I *think* that will do... technically correct or not there ya go. Good luck.

3. Any given number can be viewed as a binary, octal, decimal, hexidecimal - whatever. These are just ways of looking at numbers. Your computer can't actually store a number any other way than binary. When the computer was invented, there was no way to feasably store 10 states (decimal) on a single "switch", so bi-state (binary) switches were chosen. Since, like a light bulb, only two states can be represented with a binary switch, the binary number system evolved. If you have two light bulbs, you can store the value 0 or 1. If you have two, a number as high as 3 can be stored. So on. Binary as it turns out is in many respects superior to any other number system.

4. ## Thanks All!

you've helped me alot! my c class will be over as of thursday...so i wont be posting anymore...

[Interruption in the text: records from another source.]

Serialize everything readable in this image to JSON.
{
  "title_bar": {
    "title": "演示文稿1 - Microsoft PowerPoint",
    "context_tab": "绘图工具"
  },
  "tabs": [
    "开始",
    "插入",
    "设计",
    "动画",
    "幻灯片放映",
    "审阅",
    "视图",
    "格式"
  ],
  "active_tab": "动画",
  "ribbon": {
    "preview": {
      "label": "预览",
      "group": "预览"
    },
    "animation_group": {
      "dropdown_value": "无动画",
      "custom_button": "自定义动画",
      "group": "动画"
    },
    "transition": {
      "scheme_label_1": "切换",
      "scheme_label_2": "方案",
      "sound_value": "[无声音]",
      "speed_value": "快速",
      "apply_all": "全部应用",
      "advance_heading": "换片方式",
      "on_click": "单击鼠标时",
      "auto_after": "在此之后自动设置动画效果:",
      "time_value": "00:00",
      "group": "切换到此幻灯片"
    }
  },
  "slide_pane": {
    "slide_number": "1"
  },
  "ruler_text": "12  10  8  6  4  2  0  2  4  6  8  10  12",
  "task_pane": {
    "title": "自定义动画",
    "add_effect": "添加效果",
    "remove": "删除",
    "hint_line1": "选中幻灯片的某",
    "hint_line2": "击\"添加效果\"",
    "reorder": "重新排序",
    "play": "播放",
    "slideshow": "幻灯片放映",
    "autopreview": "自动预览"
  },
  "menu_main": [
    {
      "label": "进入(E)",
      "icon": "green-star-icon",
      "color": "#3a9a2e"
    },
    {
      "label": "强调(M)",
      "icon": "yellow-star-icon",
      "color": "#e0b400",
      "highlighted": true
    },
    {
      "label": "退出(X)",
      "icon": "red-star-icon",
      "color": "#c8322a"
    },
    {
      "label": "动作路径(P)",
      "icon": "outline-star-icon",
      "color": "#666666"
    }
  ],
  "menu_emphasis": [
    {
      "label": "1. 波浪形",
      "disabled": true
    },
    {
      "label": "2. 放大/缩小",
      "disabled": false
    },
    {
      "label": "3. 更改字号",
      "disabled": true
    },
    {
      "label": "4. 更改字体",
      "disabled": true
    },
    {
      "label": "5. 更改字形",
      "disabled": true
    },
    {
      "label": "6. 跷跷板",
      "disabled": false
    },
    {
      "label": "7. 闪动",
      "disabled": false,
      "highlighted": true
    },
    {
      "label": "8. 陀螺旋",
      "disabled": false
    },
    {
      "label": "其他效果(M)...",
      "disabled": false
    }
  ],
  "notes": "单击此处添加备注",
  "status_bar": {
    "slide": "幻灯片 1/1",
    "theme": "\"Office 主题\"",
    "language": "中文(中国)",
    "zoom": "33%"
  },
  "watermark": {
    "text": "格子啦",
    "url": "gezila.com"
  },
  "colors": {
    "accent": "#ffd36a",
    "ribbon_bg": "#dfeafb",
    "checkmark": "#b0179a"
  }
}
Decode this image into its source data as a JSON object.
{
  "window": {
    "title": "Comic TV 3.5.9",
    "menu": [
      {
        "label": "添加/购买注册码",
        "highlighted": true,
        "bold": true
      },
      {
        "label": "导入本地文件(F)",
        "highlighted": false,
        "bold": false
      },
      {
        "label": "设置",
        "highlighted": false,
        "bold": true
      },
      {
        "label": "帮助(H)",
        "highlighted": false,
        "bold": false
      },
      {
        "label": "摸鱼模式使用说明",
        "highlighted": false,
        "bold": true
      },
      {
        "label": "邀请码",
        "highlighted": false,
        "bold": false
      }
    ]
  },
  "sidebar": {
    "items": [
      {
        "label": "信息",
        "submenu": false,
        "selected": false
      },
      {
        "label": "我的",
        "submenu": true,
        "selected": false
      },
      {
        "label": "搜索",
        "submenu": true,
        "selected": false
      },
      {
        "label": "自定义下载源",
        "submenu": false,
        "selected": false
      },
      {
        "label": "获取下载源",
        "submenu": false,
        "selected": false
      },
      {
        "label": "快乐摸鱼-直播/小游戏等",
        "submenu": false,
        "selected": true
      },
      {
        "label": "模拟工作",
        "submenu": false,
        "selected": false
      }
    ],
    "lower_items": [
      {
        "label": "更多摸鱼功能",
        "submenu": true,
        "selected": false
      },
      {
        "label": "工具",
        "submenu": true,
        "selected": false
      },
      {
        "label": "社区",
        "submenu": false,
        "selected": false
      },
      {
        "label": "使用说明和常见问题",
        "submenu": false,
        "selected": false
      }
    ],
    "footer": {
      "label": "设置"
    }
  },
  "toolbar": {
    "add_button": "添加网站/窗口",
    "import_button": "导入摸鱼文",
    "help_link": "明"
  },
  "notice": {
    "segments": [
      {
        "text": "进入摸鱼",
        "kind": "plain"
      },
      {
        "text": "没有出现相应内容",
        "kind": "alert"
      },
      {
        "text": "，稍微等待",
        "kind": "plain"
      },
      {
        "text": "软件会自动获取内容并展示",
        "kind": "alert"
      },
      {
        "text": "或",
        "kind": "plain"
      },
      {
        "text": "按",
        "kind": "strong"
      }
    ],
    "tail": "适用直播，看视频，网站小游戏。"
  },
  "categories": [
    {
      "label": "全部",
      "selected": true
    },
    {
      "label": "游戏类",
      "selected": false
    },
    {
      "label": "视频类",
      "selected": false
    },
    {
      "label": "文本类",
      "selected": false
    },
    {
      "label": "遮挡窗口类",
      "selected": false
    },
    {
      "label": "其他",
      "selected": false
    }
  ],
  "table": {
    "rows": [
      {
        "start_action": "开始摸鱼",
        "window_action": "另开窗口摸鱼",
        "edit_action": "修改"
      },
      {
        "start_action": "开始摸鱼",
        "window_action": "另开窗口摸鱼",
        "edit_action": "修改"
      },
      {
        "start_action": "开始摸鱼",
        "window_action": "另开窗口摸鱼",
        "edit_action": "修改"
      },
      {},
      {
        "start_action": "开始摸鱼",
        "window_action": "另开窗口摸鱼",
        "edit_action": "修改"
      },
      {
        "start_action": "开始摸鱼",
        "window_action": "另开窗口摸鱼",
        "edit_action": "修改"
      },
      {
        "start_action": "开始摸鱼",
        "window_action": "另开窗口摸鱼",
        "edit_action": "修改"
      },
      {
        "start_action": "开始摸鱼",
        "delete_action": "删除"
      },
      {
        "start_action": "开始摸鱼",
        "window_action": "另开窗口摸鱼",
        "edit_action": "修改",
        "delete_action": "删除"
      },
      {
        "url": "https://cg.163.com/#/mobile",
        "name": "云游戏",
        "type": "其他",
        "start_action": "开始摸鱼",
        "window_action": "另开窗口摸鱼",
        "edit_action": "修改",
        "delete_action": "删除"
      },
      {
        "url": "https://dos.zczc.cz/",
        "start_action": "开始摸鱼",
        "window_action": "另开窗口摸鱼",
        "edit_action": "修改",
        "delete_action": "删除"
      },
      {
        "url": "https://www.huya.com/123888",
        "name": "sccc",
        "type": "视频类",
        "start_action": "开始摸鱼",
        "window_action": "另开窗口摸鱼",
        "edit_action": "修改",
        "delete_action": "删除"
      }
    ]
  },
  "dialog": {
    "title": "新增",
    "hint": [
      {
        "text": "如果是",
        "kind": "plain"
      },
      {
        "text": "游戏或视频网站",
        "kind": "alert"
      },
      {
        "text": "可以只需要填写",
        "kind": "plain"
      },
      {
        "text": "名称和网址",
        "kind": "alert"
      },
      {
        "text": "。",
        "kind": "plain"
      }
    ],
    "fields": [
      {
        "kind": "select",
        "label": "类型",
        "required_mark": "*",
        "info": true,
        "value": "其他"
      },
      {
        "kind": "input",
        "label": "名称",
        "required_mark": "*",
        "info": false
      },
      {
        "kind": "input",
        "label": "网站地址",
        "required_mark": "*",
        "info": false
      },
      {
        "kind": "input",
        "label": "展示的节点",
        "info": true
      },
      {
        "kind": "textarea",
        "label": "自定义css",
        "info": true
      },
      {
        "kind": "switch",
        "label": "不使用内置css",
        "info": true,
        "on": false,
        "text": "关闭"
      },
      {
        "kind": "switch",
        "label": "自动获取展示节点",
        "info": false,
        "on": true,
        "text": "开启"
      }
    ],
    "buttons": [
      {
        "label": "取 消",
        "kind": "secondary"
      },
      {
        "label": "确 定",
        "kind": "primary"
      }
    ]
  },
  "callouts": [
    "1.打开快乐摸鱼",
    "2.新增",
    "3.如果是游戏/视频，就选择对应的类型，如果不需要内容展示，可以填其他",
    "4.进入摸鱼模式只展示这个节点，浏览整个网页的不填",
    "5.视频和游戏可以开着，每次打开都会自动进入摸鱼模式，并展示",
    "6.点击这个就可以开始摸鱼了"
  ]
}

but thank you all very much for helping me and puting up with my questions...